(PROVIDED DATA Opens)
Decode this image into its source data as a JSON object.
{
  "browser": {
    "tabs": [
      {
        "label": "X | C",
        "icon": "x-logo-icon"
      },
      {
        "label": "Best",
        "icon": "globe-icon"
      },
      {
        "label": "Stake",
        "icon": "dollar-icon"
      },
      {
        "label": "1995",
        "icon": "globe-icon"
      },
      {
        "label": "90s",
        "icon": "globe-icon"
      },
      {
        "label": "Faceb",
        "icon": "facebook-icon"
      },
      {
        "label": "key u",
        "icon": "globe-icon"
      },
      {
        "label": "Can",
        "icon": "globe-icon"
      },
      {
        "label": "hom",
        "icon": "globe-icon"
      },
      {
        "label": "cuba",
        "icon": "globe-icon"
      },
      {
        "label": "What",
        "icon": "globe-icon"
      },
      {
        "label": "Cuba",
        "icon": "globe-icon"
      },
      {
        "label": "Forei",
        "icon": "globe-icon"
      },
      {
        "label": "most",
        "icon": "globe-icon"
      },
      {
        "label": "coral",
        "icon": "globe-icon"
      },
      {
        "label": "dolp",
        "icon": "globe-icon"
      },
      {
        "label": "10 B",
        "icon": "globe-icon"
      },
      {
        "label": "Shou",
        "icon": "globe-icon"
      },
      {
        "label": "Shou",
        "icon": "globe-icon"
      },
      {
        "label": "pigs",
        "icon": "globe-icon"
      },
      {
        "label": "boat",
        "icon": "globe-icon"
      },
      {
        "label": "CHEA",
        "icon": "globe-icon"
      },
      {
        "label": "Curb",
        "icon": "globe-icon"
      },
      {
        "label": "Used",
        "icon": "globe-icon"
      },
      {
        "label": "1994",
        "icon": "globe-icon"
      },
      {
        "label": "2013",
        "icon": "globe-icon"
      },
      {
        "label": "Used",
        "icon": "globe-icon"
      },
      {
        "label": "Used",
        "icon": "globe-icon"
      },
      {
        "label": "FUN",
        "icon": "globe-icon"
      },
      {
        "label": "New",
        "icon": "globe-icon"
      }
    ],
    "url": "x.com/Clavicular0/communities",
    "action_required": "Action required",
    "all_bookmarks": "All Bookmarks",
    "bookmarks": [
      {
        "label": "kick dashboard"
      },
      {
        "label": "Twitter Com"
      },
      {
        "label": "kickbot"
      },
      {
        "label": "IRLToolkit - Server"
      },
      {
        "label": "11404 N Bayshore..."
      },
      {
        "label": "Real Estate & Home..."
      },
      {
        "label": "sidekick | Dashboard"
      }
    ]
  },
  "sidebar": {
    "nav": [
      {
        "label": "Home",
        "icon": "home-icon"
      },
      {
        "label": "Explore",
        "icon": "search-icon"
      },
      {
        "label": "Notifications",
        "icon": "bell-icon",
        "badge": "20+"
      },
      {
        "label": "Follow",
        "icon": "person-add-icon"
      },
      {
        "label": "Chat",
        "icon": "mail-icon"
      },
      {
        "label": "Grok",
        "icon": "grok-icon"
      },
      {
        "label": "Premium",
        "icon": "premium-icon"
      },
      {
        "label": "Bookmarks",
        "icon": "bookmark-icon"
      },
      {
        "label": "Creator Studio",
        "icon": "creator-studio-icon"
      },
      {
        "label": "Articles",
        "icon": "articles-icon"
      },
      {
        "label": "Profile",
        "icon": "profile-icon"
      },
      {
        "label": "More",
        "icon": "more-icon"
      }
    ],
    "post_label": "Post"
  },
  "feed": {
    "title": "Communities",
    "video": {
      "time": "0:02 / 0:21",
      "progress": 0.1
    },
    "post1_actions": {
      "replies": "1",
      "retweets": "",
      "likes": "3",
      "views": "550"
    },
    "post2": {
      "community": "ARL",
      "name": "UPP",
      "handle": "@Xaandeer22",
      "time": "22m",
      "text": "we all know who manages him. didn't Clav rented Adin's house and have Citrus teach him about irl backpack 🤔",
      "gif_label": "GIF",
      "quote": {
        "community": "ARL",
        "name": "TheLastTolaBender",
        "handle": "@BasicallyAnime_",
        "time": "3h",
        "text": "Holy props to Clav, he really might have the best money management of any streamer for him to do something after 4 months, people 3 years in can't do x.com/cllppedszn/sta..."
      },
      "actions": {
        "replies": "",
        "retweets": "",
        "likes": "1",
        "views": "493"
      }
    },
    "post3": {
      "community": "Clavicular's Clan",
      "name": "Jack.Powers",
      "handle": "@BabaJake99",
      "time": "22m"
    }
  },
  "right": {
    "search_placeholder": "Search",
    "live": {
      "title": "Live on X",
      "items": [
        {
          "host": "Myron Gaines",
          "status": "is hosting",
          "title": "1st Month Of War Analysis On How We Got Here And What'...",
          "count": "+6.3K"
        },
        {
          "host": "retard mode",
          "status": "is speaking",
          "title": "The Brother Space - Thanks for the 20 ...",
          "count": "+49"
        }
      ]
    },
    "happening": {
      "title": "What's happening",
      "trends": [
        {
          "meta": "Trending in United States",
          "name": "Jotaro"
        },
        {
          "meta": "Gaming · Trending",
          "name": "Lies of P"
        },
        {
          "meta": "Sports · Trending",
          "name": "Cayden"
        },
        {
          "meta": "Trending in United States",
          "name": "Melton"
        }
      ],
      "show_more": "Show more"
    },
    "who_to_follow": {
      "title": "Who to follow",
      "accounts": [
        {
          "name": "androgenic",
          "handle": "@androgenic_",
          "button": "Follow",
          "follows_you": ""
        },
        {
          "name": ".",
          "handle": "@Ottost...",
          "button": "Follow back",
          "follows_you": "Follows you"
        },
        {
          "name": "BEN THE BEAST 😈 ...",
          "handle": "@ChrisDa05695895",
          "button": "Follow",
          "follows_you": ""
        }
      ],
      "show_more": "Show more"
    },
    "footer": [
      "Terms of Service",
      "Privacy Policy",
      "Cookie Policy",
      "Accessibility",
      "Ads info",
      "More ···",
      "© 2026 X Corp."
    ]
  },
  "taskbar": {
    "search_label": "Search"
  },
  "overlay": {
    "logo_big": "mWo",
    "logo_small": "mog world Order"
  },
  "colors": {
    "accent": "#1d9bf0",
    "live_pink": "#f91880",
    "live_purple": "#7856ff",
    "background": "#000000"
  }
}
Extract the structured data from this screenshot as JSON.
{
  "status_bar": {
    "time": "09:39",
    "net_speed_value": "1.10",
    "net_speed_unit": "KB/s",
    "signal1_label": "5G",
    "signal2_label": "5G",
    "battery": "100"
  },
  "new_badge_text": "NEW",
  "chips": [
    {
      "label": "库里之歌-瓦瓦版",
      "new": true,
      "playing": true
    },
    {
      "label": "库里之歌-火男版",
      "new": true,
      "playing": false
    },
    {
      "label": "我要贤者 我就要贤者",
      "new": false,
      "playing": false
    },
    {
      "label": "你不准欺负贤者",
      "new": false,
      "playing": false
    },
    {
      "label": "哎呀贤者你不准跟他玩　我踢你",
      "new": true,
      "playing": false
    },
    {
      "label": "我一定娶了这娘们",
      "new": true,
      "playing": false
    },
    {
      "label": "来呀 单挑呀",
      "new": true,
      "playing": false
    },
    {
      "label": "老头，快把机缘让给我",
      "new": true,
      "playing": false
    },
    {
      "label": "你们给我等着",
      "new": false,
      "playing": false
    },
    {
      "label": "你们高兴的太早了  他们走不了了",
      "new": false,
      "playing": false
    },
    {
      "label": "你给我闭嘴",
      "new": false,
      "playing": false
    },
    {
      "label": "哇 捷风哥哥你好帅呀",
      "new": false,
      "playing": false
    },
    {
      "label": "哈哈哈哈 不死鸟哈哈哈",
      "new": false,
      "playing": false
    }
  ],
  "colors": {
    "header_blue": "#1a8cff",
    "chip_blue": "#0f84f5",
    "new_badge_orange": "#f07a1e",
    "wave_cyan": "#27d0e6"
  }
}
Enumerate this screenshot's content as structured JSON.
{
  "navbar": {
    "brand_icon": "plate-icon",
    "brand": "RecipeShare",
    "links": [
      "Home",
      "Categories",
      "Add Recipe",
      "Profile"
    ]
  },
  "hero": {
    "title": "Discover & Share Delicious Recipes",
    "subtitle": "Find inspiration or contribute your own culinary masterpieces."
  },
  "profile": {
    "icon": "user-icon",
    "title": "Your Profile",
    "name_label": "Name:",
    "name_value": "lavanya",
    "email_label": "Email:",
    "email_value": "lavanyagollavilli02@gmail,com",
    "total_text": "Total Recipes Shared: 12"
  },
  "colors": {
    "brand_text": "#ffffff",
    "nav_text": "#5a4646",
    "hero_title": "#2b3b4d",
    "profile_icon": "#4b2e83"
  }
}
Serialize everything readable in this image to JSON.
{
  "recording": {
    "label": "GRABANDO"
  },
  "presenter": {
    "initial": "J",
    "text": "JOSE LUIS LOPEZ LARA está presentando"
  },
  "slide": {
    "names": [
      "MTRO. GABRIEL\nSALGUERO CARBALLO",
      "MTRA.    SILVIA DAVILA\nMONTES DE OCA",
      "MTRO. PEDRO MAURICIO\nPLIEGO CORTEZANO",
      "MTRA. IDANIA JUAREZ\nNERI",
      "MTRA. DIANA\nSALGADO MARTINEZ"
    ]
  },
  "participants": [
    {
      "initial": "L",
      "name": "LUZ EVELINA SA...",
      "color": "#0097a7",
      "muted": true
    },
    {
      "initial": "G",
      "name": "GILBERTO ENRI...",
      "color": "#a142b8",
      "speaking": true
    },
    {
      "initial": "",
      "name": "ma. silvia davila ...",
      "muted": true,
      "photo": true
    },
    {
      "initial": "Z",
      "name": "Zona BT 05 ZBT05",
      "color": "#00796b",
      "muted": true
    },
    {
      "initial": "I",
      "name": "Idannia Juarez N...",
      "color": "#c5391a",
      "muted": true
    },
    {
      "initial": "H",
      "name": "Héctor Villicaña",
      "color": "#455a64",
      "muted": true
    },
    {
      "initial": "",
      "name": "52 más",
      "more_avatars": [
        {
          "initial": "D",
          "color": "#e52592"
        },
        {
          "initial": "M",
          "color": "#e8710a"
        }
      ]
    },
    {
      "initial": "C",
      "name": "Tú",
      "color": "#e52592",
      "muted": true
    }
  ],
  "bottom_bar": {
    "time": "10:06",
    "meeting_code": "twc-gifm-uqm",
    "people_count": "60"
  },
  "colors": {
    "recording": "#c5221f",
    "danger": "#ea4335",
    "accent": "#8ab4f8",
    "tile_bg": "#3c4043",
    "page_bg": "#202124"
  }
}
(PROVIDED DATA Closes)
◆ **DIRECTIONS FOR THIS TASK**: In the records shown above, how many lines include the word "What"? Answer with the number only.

◆ **RESPONSE**: 3